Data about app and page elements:

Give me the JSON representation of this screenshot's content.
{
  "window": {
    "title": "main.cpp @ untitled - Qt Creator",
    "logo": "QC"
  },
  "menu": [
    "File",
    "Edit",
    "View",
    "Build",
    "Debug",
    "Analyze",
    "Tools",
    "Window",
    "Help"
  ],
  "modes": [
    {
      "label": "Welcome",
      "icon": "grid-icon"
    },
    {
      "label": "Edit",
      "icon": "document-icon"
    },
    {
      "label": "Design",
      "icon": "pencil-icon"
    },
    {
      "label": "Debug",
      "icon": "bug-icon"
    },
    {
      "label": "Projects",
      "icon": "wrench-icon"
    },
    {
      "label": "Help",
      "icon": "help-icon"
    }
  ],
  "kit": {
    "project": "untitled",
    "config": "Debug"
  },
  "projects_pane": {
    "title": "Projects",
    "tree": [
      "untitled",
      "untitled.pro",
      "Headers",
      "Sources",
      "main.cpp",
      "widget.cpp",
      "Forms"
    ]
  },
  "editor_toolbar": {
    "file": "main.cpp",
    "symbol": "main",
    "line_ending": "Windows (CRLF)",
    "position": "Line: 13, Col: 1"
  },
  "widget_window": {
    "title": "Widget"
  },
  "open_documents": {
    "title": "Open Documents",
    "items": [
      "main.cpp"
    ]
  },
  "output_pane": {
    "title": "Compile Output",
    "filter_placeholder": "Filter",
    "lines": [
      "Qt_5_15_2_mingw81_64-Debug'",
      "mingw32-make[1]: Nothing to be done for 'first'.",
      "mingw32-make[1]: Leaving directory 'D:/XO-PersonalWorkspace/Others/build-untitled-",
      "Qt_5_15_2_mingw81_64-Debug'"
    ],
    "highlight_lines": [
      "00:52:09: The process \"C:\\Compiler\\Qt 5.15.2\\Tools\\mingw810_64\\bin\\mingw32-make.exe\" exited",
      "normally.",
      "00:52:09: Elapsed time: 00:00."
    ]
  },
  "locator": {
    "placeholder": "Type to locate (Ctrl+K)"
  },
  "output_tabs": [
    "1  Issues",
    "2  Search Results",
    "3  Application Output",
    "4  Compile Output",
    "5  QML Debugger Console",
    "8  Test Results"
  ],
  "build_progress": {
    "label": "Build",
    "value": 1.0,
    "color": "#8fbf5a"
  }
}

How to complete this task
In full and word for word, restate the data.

Output for this task
Give me the JSON representation of this screenshot's content.
{
  "window": {
    "title": "main.cpp @ untitled - Qt Creator",
    "logo": "QC"
  },
  "menu": [
    "File",
    "Edit",
    "View",
    "Build",
    "Debug",
    "Analyze",
    "Tools",
    "Window",
    "Help"
  ],
  "modes": [
    {
      "label": "Welcome",
      "icon": "grid-icon"
    },
    {
      "label": "Edit",
      "icon": "document-icon"
    },
    {
      "label": "Design",
      "icon": "pencil-icon"
    },
    {
      "label": "Debug",
      "icon": "bug-icon"
    },
    {
      "label": "Projects",
      "icon": "wrench-icon"
    },
    {
      "label": "Help",
      "icon": "help-icon"
    }
  ],
  "kit": {
    "project": "untitled",
    "config": "Debug"
  },
  "projects_pane": {
    "title": "Projects",
    "tree": [
      "untitled",
      "untitled.pro",
      "Headers",
      "Sources",
      "main.cpp",
      "widget.cpp",
      "Forms"
    ]
  },
  "editor_toolbar": {
    "file": "main.cpp",
    "symbol": "main",
    "line_ending": "Windows (CRLF)",
    "position": "Line: 13, Col: 1"
  },
  "widget_window": {
    "title": "Widget"
  },
  "open_documents": {
    "title": "Open Documents",
    "items": [
      "main.cpp"
    ]
  },
  "output_pane": {
    "title": "Compile Output",
    "filter_placeholder": "Filter",
    "lines": [
      "Qt_5_15_2_mingw81_64-Debug'",
      "mingw32-make[1]: Nothing to be done for 'first'.",
      "mingw32-make[1]: Leaving directory 'D:/XO-PersonalWorkspace/Others/build-untitled-",
      "Qt_5_15_2_mingw81_64-Debug'"
    ],
    "highlight_lines": [
      "00:52:09: The process \"C:\\Compiler\\Qt 5.15.2\\Tools\\mingw810_64\\bin\\mingw32-make.exe\" exited",
      "normally.",
      "00:52:09: Elapsed time: 00:00."
    ]
  },
  "locator": {
    "placeholder": "Type to locate (Ctrl+K)"
  },
  "output_tabs": [
    "1  Issues",
    "2  Search Results",
    "3  Application Output",
    "4  Compile Output",
    "5  QML Debugger Console",
    "8  Test Results"
  ],
  "build_progress": {
    "label": "Build",
    "value": 1.0,
    "color": "#8fbf5a"
  }
}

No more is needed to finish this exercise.